Yes, I would expect this American business to be better rated if listed in the US. And what of the UK shareholders? They would also benefit.
For markets are forward looking. The move towards a US listing would raise the value of the current UK stock as investors bought in in anticipation of the rise in value upon the US listing. Which is exactly what our own play here is.
Yes, this is speculation, not investment. I agree the FT seems to think it’s a great stock to have anyway but that’s not my point. Rather, now the ball is rolling due consideration will be given to the relisting idea. I think it makes sense and will produce a jump in valuation – therefore I expect management to at least float the idea even if the current shareholder base is less than keen.
And even floating the idea about a reflotation will boost the stock value.
The investor view
What seems to be a decent and solid stock anyway along with that possibility of a bolus of value addition? A good speculation for the medium term. As with all speculations this is not for large portions of a portfolio, this is for some small amount of the riskier end of one. The game is to see whether there is that announcement that a relisting is under consideration.

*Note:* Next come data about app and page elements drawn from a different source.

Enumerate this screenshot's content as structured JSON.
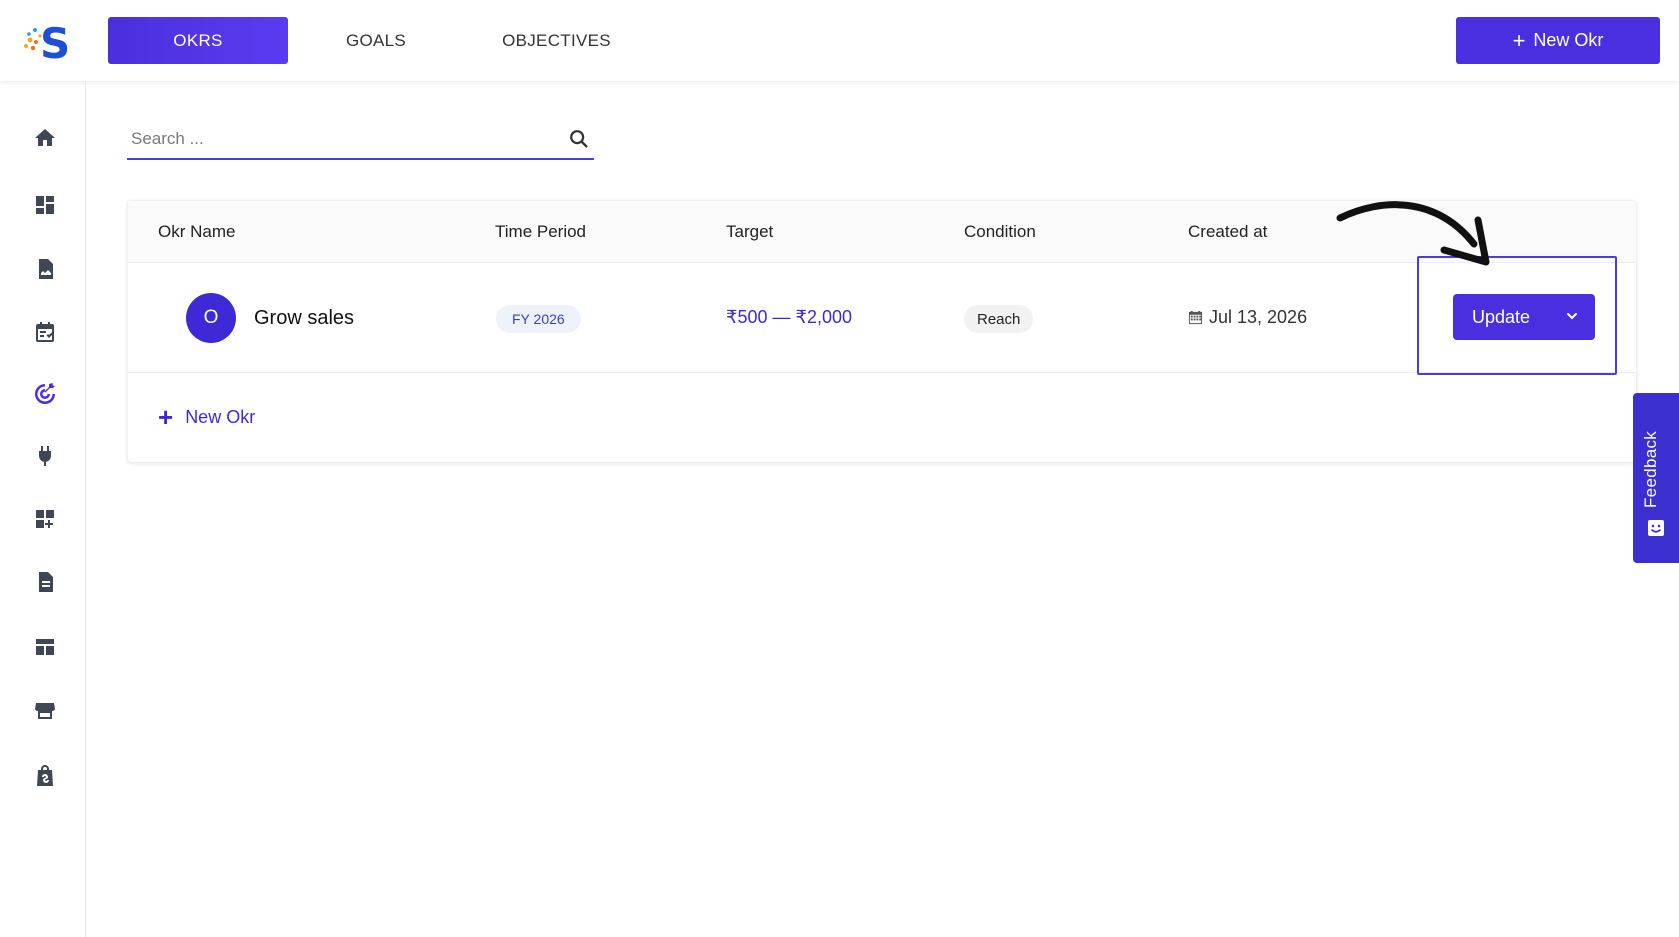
{
  "app": {
    "logo_letter": "S"
  },
  "nav": {
    "tabs": [
      {
        "label": "OKRS",
        "active": true
      },
      {
        "label": "GOALS",
        "active": false
      },
      {
        "label": "OBJECTIVES",
        "active": false
      }
    ],
    "new_okr_label": "New Okr"
  },
  "sidebar": {
    "items": [
      {
        "icon": "home-icon"
      },
      {
        "icon": "dashboard-icon"
      },
      {
        "icon": "report-icon"
      },
      {
        "icon": "calendar-task-icon"
      },
      {
        "icon": "target-icon",
        "active": true
      },
      {
        "icon": "plug-icon"
      },
      {
        "icon": "add-widget-icon"
      },
      {
        "icon": "document-icon"
      },
      {
        "icon": "layout-icon"
      },
      {
        "icon": "store-icon"
      },
      {
        "icon": "shopping-bag-icon"
      }
    ]
  },
  "search": {
    "placeholder": "Search ..."
  },
  "table": {
    "headers": [
      "Okr Name",
      "Time Period",
      "Target",
      "Condition",
      "Created at"
    ],
    "rows": [
      {
        "avatar": "O",
        "name": "Grow sales",
        "period": "FY 2026",
        "target": "₹500 — ₹2,000",
        "condition": "Reach",
        "created": "Jul 13, 2026",
        "action_label": "Update"
      }
    ],
    "new_okr_label": "New Okr"
  },
  "feedback": {
    "label": "Feedback"
  },
  "colors": {
    "accent": "#4a2fe0",
    "accent_text": "#3d2ad6"
  }
}
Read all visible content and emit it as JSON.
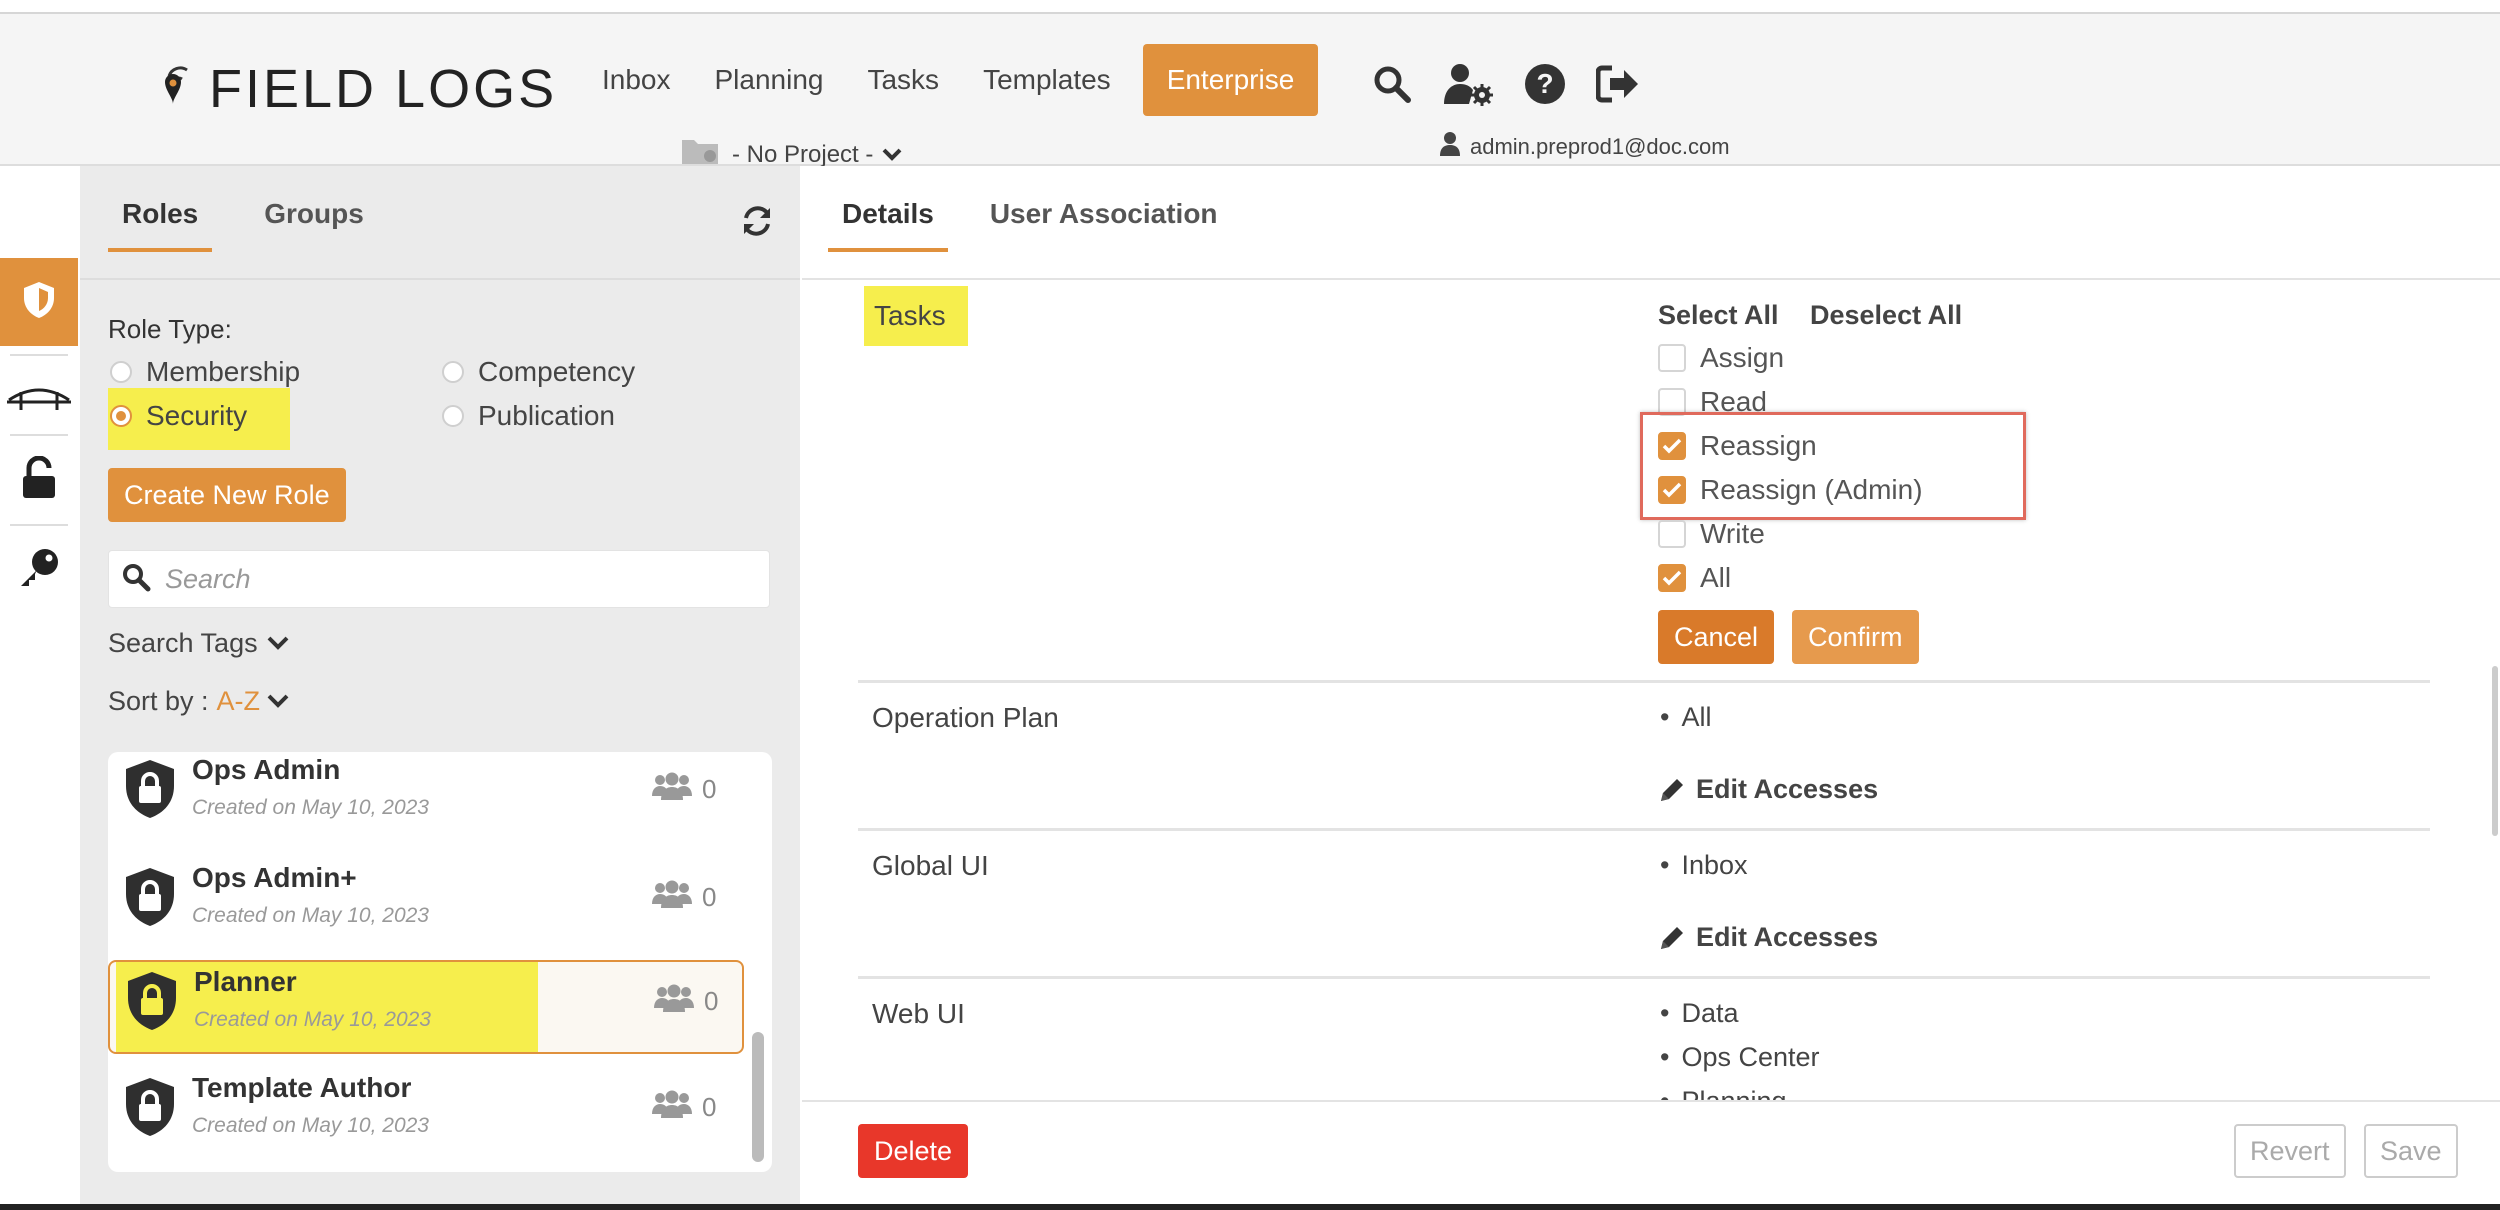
{
  "app": {
    "logo_text": "FIELD LOGS"
  },
  "nav": {
    "items": [
      {
        "label": "Inbox"
      },
      {
        "label": "Planning"
      },
      {
        "label": "Tasks"
      },
      {
        "label": "Templates"
      },
      {
        "label": "Enterprise"
      }
    ],
    "project_label": "- No Project -",
    "user_email": "admin.preprod1@doc.com"
  },
  "left": {
    "tabs": [
      {
        "label": "Roles"
      },
      {
        "label": "Groups"
      }
    ],
    "role_type_label": "Role Type:",
    "role_types": [
      {
        "label": "Membership",
        "checked": false
      },
      {
        "label": "Competency",
        "checked": false
      },
      {
        "label": "Security",
        "checked": true
      },
      {
        "label": "Publication",
        "checked": false
      }
    ],
    "create_button": "Create New Role",
    "search_placeholder": "Search",
    "search_tags_label": "Search Tags",
    "sort_label": "Sort by :",
    "sort_value": "A-Z",
    "roles": [
      {
        "name": "Ops Admin",
        "created": "Created on May 10, 2023",
        "users": "0"
      },
      {
        "name": "Ops Admin+",
        "created": "Created on May 10, 2023",
        "users": "0"
      },
      {
        "name": "Planner",
        "created": "Created on May 10, 2023",
        "users": "0"
      },
      {
        "name": "Template Author",
        "created": "Created on May 10, 2023",
        "users": "0"
      }
    ]
  },
  "right": {
    "tabs": [
      {
        "label": "Details"
      },
      {
        "label": "User Association"
      }
    ],
    "tasks_label": "Tasks",
    "select_all": "Select All",
    "deselect_all": "Deselect All",
    "task_permissions": [
      {
        "label": "Assign",
        "checked": false
      },
      {
        "label": "Read",
        "checked": false
      },
      {
        "label": "Reassign",
        "checked": true
      },
      {
        "label": "Reassign (Admin)",
        "checked": true
      },
      {
        "label": "Write",
        "checked": false
      },
      {
        "label": "All",
        "checked": true
      }
    ],
    "cancel": "Cancel",
    "confirm": "Confirm",
    "sections": [
      {
        "label": "Operation Plan",
        "values": [
          "All"
        ],
        "edit_label": "Edit Accesses"
      },
      {
        "label": "Global UI",
        "values": [
          "Inbox"
        ],
        "edit_label": "Edit Accesses"
      },
      {
        "label": "Web UI",
        "values": [
          "Data",
          "Ops Center",
          "Planning"
        ]
      }
    ],
    "delete": "Delete",
    "revert": "Revert",
    "save": "Save"
  },
  "colors": {
    "accent": "#e0913d",
    "highlight": "#f6ee4d",
    "danger": "#e8372a",
    "annotation_box": "#e06a5c"
  },
  "icons": [
    "logo-pin-icon",
    "search-icon",
    "user-settings-icon",
    "help-icon",
    "logout-icon",
    "folder-icon",
    "chevron-down-icon",
    "user-icon",
    "shield-icon",
    "bridge-icon",
    "unlock-icon",
    "key-icon",
    "refresh-icon",
    "lock-shield-icon",
    "users-icon",
    "pencil-icon",
    "check-icon"
  ]
}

Disclosure: I/we have no positions in any stocks mentioned, and no plans to initiate any positions within the next 72 hours. I wrote this article myself, and it expresses my own opinions. I am not receiving compensation for it (other than from Seeking Alpha). I have no business relationship with any company whose stock is mentioned in this article.
Editor’s Note: This article covers one or more microcap stocks. Please be aware of the risks associated with these stocks.